About this task:
What lines in the records below include the word "Onyx"? Return each one.

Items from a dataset
------------------------------------
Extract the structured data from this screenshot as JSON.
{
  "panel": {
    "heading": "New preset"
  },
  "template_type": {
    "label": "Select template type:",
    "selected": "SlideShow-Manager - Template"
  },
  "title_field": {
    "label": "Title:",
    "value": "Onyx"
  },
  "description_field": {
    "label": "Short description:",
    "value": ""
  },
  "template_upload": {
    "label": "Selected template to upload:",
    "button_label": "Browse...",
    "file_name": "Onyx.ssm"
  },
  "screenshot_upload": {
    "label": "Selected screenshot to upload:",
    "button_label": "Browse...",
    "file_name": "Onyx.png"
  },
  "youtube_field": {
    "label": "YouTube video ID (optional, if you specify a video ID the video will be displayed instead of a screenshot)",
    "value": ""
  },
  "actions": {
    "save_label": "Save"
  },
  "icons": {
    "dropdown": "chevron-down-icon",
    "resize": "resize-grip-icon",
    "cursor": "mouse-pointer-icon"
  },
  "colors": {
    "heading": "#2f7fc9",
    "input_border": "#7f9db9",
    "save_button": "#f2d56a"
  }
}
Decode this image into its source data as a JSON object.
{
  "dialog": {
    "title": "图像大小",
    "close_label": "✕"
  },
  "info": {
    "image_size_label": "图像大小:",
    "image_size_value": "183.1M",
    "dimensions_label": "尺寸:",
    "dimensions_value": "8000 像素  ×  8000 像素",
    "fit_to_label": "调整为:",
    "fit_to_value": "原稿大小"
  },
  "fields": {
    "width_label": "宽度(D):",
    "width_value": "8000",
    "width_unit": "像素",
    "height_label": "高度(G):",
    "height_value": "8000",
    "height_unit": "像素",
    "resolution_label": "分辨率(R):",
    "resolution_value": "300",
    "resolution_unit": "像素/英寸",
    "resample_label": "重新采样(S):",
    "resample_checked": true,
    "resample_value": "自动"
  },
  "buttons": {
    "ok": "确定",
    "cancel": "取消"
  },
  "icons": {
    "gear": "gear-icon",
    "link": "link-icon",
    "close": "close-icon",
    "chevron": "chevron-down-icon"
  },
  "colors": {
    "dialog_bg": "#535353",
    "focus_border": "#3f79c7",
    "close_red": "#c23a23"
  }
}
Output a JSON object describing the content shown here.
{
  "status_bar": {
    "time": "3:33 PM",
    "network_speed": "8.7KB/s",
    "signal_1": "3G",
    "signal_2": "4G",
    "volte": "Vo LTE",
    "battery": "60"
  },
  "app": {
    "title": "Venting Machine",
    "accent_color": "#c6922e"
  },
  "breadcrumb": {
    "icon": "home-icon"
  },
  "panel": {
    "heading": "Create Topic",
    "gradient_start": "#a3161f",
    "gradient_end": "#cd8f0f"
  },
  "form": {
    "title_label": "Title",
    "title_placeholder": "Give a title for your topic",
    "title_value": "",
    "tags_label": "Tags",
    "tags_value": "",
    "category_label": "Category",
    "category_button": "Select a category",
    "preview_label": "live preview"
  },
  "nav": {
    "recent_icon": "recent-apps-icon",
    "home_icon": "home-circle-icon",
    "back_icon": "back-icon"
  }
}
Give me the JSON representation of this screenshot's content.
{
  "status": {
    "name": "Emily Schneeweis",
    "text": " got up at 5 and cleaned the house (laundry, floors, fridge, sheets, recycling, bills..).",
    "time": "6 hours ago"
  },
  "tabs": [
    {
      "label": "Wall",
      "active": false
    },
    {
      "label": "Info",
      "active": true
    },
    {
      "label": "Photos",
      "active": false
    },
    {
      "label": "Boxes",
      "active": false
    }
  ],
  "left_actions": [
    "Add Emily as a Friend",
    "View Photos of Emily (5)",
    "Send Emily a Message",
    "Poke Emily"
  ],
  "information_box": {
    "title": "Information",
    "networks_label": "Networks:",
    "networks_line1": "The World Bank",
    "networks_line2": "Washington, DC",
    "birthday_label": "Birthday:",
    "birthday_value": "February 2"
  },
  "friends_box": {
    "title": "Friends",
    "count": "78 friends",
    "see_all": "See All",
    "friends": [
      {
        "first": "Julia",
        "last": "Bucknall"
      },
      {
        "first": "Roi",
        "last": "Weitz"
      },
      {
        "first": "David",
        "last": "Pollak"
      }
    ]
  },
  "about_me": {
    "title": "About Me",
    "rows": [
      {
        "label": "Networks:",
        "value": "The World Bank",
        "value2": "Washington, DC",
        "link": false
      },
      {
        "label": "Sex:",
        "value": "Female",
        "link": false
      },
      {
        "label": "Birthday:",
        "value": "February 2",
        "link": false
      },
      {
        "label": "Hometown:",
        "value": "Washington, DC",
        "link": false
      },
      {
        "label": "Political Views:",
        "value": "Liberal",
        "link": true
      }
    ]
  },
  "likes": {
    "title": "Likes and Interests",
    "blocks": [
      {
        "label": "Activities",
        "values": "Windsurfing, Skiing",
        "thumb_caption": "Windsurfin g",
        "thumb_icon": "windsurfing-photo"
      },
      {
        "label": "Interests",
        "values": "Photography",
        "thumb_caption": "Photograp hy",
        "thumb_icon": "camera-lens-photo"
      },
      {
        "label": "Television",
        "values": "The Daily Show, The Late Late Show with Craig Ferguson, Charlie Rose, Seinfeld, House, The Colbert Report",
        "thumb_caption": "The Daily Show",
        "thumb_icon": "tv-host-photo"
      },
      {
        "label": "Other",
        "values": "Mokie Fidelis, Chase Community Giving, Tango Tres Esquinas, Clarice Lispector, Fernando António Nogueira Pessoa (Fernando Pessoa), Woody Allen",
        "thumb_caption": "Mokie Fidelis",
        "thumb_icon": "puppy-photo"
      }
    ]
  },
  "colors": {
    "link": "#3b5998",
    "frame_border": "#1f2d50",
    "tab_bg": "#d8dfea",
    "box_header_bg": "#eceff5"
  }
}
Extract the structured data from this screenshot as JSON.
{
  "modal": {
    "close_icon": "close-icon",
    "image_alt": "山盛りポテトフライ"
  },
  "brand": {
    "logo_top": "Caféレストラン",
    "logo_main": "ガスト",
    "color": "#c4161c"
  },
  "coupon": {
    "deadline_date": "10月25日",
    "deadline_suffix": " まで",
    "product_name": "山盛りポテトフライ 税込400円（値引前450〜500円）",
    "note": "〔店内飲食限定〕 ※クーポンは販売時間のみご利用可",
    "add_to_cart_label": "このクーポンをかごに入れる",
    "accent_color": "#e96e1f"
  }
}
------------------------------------
Task response:
    "value": "Onyx"
    "file_name": "Onyx.ssm"
    "file_name": "Onyx.png"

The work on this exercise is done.